[[ Entries supplied, beginning ]]

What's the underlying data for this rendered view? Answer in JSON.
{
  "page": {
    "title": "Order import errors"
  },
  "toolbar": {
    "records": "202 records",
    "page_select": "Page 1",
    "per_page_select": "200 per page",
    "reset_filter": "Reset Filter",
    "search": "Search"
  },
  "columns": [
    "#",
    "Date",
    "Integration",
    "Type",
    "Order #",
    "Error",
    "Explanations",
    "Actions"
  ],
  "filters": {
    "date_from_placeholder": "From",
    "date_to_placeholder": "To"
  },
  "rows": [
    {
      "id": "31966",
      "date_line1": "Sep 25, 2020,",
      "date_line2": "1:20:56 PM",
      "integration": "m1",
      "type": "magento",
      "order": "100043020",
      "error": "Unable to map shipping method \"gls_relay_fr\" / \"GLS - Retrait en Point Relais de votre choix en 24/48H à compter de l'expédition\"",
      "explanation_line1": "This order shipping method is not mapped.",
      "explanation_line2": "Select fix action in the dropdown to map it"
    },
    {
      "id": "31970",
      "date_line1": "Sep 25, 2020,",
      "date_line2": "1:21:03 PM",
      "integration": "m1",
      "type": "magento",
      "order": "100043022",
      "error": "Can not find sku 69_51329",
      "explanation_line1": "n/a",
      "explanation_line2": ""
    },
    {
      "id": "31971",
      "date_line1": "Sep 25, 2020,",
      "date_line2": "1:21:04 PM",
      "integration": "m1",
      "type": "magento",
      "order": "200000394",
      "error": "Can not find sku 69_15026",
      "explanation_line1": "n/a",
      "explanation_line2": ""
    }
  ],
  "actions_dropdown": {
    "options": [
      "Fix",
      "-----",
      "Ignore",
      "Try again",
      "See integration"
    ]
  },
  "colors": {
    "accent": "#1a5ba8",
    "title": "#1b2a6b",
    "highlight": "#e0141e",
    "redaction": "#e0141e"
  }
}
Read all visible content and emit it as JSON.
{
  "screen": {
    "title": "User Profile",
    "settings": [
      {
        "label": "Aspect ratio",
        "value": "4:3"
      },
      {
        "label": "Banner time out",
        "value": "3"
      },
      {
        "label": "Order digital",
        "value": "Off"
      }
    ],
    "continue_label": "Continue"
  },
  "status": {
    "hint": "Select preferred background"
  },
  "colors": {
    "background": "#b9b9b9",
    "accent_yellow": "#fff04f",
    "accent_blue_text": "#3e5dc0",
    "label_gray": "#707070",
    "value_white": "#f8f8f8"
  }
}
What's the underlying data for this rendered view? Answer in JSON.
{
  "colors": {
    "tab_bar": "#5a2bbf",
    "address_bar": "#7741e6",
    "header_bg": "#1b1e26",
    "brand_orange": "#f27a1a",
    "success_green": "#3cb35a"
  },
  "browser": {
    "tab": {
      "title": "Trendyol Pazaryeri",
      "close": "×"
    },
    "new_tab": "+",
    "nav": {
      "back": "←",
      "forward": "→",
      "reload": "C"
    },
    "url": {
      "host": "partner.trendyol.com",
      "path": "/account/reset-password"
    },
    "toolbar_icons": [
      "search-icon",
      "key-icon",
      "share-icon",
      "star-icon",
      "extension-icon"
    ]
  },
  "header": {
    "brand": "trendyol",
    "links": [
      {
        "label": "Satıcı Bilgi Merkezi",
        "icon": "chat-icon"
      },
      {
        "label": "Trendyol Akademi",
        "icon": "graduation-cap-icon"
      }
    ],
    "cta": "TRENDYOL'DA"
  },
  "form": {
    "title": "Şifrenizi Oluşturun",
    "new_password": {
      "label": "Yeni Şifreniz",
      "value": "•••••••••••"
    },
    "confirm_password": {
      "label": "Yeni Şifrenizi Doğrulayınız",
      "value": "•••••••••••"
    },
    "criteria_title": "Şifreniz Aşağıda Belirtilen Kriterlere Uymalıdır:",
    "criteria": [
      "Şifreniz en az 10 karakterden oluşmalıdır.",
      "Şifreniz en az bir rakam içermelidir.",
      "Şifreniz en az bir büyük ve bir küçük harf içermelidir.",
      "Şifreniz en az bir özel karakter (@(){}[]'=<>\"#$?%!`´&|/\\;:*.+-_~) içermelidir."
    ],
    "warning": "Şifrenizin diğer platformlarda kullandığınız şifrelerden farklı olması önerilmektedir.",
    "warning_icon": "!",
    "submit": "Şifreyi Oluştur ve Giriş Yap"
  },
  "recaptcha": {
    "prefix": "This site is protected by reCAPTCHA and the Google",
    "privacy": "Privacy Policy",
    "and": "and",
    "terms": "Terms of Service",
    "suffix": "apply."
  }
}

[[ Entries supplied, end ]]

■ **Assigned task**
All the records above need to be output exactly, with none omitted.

■ **Written response**
What's the underlying data for this rendered view? Answer in JSON.
{
  "page": {
    "title": "Order import errors"
  },
  "toolbar": {
    "records": "202 records",
    "page_select": "Page 1",
    "per_page_select": "200 per page",
    "reset_filter": "Reset Filter",
    "search": "Search"
  },
  "columns": [
    "#",
    "Date",
    "Integration",
    "Type",
    "Order #",
    "Error",
    "Explanations",
    "Actions"
  ],
  "filters": {
    "date_from_placeholder": "From",
    "date_to_placeholder": "To"
  },
  "rows": [
    {
      "id": "31966",
      "date_line1": "Sep 25, 2020,",
      "date_line2": "1:20:56 PM",
      "integration": "m1",
      "type": "magento",
      "order": "100043020",
      "error": "Unable to map shipping method \"gls_relay_fr\" / \"GLS - Retrait en Point Relais de votre choix en 24/48H à compter de l'expédition\"",
      "explanation_line1": "This order shipping method is not mapped.",
      "explanation_line2": "Select fix action in the dropdown to map it"
    },
    {
      "id": "31970",
      "date_line1": "Sep 25, 2020,",
      "date_line2": "1:21:03 PM",
      "integration": "m1",
      "type": "magento",
      "order": "100043022",
      "error": "Can not find sku 69_51329",
      "explanation_line1": "n/a",
      "explanation_line2": ""
    },
    {
      "id": "31971",
      "date_line1": "Sep 25, 2020,",
      "date_line2": "1:21:04 PM",
      "integration": "m1",
      "type": "magento",
      "order": "200000394",
      "error": "Can not find sku 69_15026",
      "explanation_line1": "n/a",
      "explanation_line2": ""
    }
  ],
  "actions_dropdown": {
    "options": [
      "Fix",
      "-----",
      "Ignore",
      "Try again",
      "See integration"
    ]
  },
  "colors": {
    "accent": "#1a5ba8",
    "title": "#1b2a6b",
    "highlight": "#e0141e",
    "redaction": "#e0141e"
  }
}
Read all visible content and emit it as JSON.
{
  "screen": {
    "title": "User Profile",
    "settings": [
      {
        "label": "Aspect ratio",
        "value": "4:3"
      },
      {
        "label": "Banner time out",
        "value": "3"
      },
      {
        "label": "Order digital",
        "value": "Off"
      }
    ],
    "continue_label": "Continue"
  },
  "status": {
    "hint": "Select preferred background"
  },
  "colors": {
    "background": "#b9b9b9",
    "accent_yellow": "#fff04f",
    "accent_blue_text": "#3e5dc0",
    "label_gray": "#707070",
    "value_white": "#f8f8f8"
  }
}
What's the underlying data for this rendered view? Answer in JSON.
{
  "colors": {
    "tab_bar": "#5a2bbf",
    "address_bar": "#7741e6",
    "header_bg": "#1b1e26",
    "brand_orange": "#f27a1a",
    "success_green": "#3cb35a"
  },
  "browser": {
    "tab": {
      "title": "Trendyol Pazaryeri",
      "close": "×"
    },
    "new_tab": "+",
    "nav": {
      "back": "←",
      "forward": "→",
      "reload": "C"
    },
    "url": {
      "host": "partner.trendyol.com",
      "path": "/account/reset-password"
    },
    "toolbar_icons": [
      "search-icon",
      "key-icon",
      "share-icon",
      "star-icon",
      "extension-icon"
    ]
  },
  "header": {
    "brand": "trendyol",
    "links": [
      {
        "label": "Satıcı Bilgi Merkezi",
        "icon": "chat-icon"
      },
      {
        "label": "Trendyol Akademi",
        "icon": "graduation-cap-icon"
      }
    ],
    "cta": "TRENDYOL'DA"
  },
  "form": {
    "title": "Şifrenizi Oluşturun",
    "new_password": {
      "label": "Yeni Şifreniz",
      "value": "•••••••••••"
    },
    "confirm_password": {
      "label": "Yeni Şifrenizi Doğrulayınız",
      "value": "•••••••••••"
    },
    "criteria_title": "Şifreniz Aşağıda Belirtilen Kriterlere Uymalıdır:",
    "criteria": [
      "Şifreniz en az 10 karakterden oluşmalıdır.",
      "Şifreniz en az bir rakam içermelidir.",
      "Şifreniz en az bir büyük ve bir küçük harf içermelidir.",
      "Şifreniz en az bir özel karakter (@(){}[]'=<>\"#$?%!`´&|/\\;:*.+-_~) içermelidir."
    ],
    "warning": "Şifrenizin diğer platformlarda kullandığınız şifrelerden farklı olması önerilmektedir.",
    "warning_icon": "!",
    "submit": "Şifreyi Oluştur ve Giriş Yap"
  },
  "recaptcha": {
    "prefix": "This site is protected by reCAPTCHA and the Google",
    "privacy": "Privacy Policy",
    "and": "and",
    "terms": "Terms of Service",
    "suffix": "apply."
  }
}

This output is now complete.